* _Exercise directions_
Using the listing below, keep only the lines with the word "Аутентификация" and copy them.

┌─ Data provided

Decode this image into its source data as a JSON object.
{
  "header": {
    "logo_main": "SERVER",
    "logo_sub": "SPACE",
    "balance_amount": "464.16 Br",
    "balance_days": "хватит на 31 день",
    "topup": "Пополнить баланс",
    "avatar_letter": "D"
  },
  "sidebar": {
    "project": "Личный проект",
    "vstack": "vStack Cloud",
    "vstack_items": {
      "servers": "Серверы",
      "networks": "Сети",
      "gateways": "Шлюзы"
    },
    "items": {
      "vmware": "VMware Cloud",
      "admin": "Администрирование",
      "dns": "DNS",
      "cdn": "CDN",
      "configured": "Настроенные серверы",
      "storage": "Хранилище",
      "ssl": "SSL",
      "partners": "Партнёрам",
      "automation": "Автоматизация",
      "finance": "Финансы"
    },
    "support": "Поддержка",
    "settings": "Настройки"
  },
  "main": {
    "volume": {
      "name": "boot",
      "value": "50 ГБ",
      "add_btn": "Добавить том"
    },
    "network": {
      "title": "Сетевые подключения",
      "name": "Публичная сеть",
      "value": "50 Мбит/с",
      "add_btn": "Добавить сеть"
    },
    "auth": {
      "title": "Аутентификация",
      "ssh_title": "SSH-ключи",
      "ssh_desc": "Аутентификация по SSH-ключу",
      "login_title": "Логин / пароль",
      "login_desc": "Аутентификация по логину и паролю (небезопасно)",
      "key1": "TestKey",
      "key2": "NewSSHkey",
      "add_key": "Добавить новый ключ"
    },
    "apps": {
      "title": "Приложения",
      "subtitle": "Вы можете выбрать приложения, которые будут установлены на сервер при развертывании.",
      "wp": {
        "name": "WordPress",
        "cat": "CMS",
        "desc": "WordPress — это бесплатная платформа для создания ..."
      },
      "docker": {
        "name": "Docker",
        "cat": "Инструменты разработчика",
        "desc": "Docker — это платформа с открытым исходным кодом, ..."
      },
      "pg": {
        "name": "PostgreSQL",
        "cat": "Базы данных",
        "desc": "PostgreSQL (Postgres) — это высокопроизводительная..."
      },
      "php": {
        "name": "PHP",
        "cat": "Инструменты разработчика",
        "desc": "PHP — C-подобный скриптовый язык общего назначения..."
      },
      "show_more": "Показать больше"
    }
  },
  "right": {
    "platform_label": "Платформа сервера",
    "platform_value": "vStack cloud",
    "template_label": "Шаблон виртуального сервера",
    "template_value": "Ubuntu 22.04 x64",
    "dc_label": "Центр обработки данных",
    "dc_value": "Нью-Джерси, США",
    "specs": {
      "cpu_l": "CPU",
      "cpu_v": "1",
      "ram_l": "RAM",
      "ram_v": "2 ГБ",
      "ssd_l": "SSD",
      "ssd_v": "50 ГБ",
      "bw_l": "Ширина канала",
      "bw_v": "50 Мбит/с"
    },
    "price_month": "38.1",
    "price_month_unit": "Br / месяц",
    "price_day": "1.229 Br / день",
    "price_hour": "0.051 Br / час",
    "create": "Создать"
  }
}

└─

* _Finished task_
      "title": "Аутентификация",
      "ssh_desc": "Аутентификация по SSH-ключу",
      "login_desc": "Аутентификация по логину и паролю (небезопасно)",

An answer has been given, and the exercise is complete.